Activity. All that is required is the number of lines in this listing that hold "JSON".

Supplied entries.
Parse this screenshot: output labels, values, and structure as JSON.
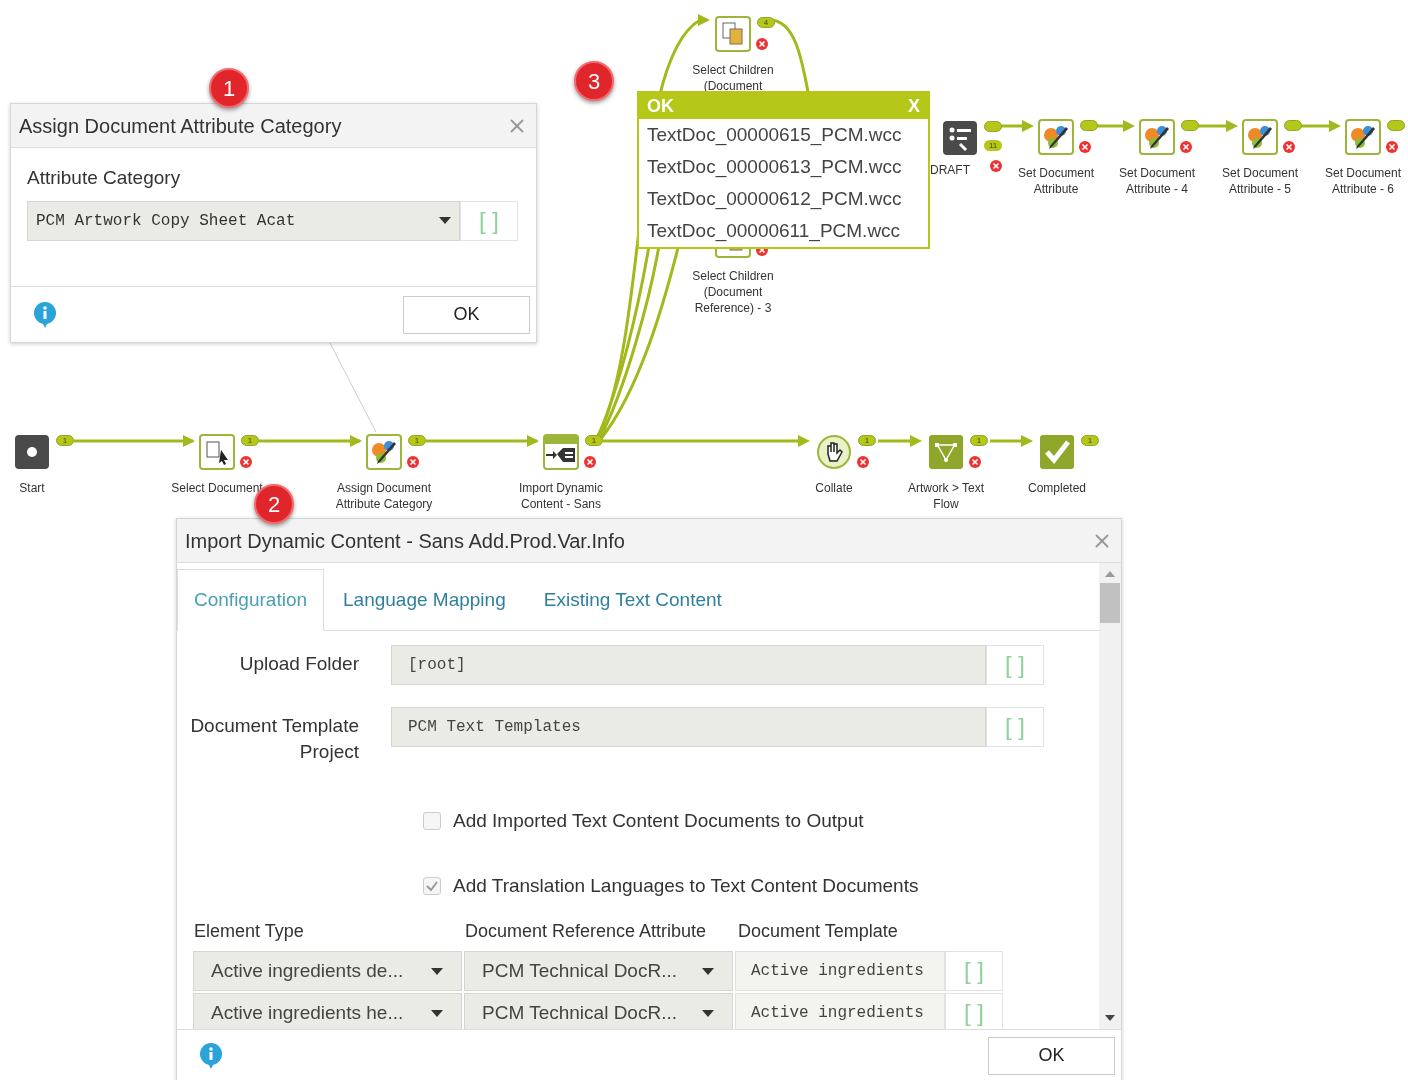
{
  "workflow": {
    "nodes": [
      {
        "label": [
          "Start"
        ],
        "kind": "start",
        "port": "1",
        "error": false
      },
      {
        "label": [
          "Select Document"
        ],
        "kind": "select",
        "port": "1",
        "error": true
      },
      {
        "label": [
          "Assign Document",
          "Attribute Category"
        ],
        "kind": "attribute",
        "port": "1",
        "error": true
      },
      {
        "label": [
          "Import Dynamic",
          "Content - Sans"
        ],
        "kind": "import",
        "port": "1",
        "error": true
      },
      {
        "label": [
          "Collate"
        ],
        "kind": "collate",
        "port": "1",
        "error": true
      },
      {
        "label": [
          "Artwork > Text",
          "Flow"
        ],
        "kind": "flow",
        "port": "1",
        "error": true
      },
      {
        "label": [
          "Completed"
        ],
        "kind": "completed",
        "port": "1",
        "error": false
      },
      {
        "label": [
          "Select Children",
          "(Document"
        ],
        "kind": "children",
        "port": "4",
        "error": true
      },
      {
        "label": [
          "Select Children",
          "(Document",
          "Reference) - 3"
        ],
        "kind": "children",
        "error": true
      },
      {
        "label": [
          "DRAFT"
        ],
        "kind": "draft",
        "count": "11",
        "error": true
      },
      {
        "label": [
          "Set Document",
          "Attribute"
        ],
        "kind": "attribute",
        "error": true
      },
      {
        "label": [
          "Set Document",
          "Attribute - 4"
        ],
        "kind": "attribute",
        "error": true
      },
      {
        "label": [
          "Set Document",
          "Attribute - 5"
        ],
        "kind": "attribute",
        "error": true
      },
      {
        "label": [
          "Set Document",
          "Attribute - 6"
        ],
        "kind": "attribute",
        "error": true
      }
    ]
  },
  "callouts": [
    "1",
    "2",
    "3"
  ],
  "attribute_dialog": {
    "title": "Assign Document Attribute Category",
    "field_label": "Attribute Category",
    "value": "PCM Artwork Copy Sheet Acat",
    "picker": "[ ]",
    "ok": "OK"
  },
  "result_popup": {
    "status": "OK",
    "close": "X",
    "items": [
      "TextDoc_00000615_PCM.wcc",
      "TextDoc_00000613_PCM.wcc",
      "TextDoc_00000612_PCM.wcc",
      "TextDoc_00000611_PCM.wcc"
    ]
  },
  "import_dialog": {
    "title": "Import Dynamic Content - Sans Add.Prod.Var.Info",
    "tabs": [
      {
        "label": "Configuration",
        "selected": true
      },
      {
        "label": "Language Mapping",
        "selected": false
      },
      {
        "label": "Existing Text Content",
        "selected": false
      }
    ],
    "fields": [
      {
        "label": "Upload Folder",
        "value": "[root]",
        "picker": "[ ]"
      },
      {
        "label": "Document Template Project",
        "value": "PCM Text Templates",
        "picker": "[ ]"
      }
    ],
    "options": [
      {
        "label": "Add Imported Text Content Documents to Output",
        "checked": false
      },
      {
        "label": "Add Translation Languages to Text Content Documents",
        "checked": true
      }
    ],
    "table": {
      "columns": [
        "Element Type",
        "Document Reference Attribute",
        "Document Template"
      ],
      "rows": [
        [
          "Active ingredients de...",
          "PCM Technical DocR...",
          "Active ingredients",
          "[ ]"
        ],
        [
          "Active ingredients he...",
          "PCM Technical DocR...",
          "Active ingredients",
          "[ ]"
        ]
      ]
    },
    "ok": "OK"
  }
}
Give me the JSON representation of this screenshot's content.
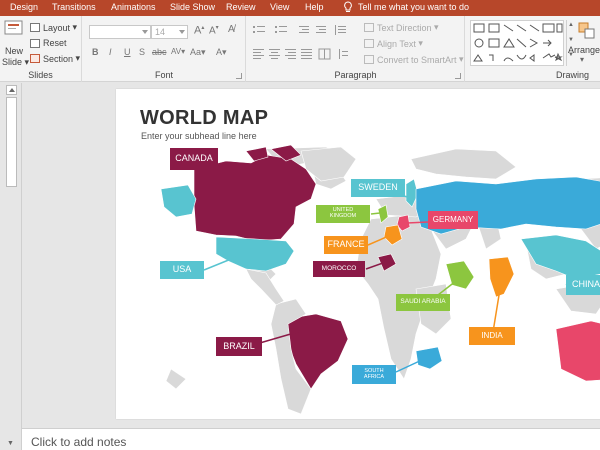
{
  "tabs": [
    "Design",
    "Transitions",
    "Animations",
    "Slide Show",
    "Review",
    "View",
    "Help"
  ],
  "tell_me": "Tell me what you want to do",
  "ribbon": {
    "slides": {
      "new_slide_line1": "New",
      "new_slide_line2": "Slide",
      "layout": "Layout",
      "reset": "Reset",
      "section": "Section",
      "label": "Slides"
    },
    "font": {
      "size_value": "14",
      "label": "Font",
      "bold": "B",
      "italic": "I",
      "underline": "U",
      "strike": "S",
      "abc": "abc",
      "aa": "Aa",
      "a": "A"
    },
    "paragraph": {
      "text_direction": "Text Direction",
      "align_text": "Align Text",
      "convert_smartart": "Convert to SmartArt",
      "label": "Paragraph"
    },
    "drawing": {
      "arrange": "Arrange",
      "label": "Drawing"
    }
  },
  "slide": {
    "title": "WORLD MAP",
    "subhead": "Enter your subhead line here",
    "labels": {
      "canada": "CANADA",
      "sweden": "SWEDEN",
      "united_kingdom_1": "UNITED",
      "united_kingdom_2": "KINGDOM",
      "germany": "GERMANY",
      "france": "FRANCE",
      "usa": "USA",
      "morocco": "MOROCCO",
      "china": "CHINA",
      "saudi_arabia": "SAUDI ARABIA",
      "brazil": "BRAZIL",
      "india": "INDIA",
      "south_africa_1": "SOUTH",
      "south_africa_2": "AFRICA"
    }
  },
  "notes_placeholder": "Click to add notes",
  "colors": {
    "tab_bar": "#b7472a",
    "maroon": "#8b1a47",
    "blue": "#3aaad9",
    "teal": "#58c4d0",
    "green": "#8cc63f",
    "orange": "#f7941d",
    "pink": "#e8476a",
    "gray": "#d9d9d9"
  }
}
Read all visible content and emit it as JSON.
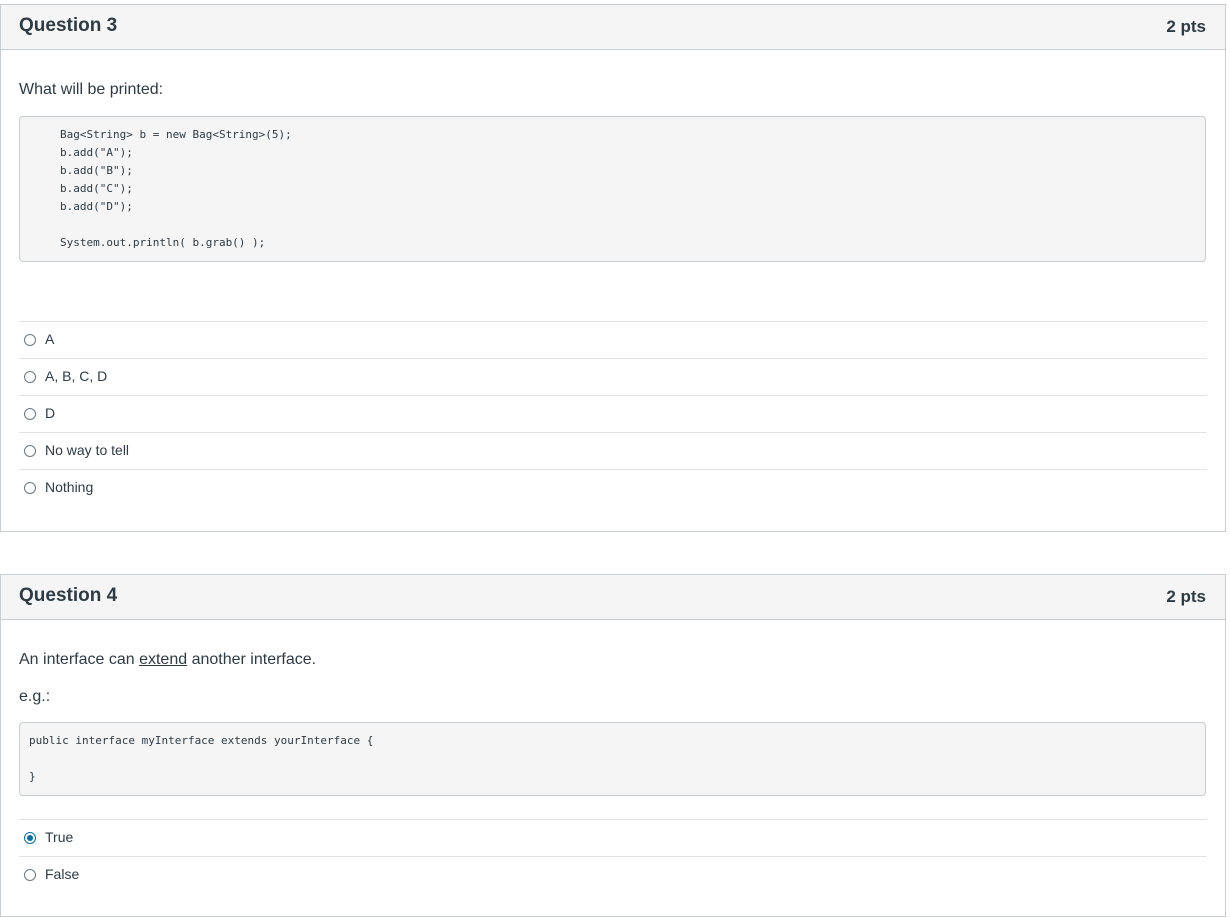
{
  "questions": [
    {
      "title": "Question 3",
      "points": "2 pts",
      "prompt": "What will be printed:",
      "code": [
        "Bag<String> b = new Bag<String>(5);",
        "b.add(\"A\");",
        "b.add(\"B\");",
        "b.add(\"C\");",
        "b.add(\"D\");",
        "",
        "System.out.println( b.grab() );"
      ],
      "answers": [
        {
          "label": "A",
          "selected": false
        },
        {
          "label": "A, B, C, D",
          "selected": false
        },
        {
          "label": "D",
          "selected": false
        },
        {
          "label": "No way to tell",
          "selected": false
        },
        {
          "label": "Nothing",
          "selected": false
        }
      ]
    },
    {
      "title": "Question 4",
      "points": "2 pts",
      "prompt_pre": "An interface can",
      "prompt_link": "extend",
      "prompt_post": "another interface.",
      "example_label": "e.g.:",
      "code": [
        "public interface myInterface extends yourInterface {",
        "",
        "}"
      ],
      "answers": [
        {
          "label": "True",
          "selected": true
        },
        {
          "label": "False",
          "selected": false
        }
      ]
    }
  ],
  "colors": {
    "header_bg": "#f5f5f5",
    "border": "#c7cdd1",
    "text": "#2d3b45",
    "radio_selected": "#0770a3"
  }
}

Completed task. 3